I received an interesting query from an instructor (who I’ll keep anonymous) who is worried about one of her co-instructors who takes a caffeine and nitric oxide (NO) supplement prior to teaching.
I was wondering if you have seen or heard of any studies addressing the affect of taking a performance supplement before an indoor cycling class, particularly one with high doses of caffeine. There is an instructor here who has been taking a supplement prior to teaching (a student had approached me about it and how the instructor seemed “hyper and distracted and not attentive to the class not being able to keep up with his intensity”). He left a tub of NO-Xplode behind the stereo this week, so being curious I glanced at the ingredients and noticed it has 225mg of caffeine per scoop.
I am still fairly new to the fitness industry as an instructor (just over 3 years now) but as I understand these types of supplements, they are geared more for a weight lifting type of workout where the heart rate is not being driven to the upper limits. Am I mistaken?
I’m concerned since I’ve had more than one student make a comment about this instructor (one used the word “psychosis” to describe his personality change when the supplement kicks in), but most importantly I’m worried that the instructor is putting himself in a dangerous situation. If the heart rate is already on the edge of anaerobic or higher and you add a stimulant known to affect heart rate, my gut says that is something bad waiting to happen. Am I overcautious here?

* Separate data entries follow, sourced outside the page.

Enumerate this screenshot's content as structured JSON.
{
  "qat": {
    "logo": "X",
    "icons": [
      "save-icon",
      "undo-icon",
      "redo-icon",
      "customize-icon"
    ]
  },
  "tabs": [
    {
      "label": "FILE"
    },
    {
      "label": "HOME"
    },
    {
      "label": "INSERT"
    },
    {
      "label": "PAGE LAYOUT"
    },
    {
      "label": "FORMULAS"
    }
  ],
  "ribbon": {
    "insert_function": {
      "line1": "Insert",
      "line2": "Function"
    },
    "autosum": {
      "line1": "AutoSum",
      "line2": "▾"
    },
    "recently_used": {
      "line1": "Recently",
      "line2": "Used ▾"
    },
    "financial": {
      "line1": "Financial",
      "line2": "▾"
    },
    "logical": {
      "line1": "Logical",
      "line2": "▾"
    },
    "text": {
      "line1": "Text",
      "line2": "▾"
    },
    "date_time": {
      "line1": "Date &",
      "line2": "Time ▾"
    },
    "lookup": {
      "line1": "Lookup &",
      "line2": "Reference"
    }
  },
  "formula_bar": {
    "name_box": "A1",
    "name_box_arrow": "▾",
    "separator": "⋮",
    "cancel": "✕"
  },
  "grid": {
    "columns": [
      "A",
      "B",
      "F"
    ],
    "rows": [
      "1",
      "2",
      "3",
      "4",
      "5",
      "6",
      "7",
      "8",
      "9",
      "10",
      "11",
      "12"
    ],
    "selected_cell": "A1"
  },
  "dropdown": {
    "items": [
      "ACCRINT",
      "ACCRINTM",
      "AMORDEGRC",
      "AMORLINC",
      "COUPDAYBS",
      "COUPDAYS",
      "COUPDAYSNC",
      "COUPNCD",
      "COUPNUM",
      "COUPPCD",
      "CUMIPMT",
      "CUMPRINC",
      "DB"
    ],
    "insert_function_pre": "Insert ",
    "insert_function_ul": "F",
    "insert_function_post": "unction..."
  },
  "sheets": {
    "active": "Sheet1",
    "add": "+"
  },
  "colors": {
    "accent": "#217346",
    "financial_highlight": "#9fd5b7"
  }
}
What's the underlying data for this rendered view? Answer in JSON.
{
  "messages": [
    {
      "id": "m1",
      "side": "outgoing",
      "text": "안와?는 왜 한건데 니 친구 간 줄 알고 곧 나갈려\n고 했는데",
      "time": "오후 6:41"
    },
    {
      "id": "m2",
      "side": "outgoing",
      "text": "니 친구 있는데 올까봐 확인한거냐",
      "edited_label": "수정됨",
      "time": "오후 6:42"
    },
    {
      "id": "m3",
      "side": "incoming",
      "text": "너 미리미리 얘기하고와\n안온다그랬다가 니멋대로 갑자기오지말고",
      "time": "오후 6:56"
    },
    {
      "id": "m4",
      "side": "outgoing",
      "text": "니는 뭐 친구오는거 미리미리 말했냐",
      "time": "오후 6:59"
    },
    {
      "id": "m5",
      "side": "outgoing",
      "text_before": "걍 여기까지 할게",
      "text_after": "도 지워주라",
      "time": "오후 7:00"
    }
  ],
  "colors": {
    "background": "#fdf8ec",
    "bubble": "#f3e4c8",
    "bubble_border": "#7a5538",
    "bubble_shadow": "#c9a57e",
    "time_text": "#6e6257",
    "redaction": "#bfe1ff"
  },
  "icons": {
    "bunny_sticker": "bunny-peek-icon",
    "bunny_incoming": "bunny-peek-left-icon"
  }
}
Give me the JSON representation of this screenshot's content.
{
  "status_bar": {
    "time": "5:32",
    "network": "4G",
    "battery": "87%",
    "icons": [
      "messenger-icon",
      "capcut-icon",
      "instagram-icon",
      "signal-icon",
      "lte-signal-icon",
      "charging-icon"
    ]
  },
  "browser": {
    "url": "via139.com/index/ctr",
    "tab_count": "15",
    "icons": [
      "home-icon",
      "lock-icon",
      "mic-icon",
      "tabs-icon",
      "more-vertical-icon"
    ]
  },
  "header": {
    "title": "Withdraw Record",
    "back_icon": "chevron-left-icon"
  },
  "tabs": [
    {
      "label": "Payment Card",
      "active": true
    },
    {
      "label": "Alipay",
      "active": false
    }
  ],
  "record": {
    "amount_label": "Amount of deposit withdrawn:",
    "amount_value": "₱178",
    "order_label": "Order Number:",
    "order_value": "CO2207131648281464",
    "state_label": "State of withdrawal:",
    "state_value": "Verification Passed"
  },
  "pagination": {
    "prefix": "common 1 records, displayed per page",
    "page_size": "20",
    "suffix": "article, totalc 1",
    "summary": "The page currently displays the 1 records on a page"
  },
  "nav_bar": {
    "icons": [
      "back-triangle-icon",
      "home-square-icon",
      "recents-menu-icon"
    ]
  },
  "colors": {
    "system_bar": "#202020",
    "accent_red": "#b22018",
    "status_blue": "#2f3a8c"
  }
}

I’ve tried researching online, but I thought with your gajillion years of experience and pool of resources, I could get a cycling specific response. Any thoughts?
Thanks for any advice you may have.
This subject scares me, personally. I can see a potential liability issue, and well as an ethical one. But I am not really well versed in this area, so I turned to Dr. Jennifer Klau for her advice. Jennifer doesn’t hold back! Here was her response to my e-mail with this instructor’s question:
Personally, I would approach the fitness director with your concerns, if I were in that instructor’s shoes. It doesn’t have to be done in a rude or condescending way, but simply, much like the instructor asked Jennifer for help, that’s how it could be formulated to the fitness director. Make it more of a, “these are the concerns that club members have brought to my attention” than a “I can’t believe this guy is doing this!” I would hope that the fitness director would have the knowledge to approach this other instructor and have a discussion about it… Simply stated, the guy could go into a-fib and that’s a health concern! Maybe a simple policy of no supplements before/during teaching because the gym doesn’t want to appear as though it is endorsing any one particular product? I don’t know, definitely a toughie, but my little physical therapist heart is really concerned for this other instructor’s heart!